◆ ACTION ITEM: Out of the records below, copy all lines in which the word "this" occurs.

◆ MATERIALS PROVIDED:
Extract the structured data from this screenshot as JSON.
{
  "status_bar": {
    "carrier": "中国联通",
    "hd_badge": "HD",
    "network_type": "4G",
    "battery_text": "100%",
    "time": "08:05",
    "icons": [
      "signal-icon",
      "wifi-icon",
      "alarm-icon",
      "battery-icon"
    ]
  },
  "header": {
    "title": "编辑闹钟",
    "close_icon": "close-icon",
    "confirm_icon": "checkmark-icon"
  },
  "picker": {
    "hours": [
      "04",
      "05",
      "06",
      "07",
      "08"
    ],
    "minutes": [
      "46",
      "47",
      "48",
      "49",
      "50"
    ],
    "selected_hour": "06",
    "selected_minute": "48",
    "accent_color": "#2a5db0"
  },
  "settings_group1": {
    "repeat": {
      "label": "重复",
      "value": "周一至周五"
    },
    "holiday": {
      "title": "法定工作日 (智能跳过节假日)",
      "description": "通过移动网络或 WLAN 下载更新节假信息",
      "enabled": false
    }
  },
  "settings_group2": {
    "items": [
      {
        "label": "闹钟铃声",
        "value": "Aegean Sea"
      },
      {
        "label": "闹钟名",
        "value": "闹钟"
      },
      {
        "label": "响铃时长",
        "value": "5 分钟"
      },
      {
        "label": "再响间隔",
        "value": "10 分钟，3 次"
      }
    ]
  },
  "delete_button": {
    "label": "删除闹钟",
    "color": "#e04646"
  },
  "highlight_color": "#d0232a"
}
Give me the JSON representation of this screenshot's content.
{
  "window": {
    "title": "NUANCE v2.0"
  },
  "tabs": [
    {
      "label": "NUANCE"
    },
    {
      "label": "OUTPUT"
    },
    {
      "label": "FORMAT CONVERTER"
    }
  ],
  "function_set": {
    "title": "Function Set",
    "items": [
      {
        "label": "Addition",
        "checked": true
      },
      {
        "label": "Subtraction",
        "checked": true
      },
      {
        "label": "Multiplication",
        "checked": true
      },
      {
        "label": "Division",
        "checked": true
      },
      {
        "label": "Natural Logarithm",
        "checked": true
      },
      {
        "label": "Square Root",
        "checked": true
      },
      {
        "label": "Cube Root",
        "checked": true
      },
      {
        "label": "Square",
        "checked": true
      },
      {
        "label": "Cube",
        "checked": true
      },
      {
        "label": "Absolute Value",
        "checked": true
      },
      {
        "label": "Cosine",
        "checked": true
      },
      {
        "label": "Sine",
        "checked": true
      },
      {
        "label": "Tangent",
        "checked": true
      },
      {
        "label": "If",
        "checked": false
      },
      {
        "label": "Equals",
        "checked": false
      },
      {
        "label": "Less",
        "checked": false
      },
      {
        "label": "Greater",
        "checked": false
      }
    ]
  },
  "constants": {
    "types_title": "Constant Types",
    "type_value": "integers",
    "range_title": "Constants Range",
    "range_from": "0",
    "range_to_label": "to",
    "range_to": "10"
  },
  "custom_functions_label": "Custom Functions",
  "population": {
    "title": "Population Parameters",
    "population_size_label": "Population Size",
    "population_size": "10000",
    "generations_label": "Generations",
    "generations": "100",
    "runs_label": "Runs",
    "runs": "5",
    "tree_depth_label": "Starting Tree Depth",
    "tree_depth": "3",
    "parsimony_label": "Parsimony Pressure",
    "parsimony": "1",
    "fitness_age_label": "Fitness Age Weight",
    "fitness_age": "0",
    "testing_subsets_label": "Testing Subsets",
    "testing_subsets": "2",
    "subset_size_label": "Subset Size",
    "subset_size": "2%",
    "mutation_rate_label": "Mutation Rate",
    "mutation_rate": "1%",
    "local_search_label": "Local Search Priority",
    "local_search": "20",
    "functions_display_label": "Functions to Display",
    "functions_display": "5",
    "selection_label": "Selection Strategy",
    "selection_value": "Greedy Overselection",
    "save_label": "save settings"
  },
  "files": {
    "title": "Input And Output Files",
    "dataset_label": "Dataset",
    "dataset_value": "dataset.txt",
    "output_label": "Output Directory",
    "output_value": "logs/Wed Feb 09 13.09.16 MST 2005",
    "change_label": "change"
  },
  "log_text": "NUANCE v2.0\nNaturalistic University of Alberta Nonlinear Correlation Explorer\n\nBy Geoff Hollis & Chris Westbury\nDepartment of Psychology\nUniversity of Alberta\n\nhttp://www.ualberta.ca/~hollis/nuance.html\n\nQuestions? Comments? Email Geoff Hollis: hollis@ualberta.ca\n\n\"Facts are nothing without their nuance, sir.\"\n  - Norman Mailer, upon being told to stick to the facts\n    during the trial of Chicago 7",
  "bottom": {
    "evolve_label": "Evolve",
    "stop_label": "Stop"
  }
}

◆ EXERCISE OUTPUT:
Extract the structured data from this screenshot as JSON.
Give me the JSON representation of this screenshot's content.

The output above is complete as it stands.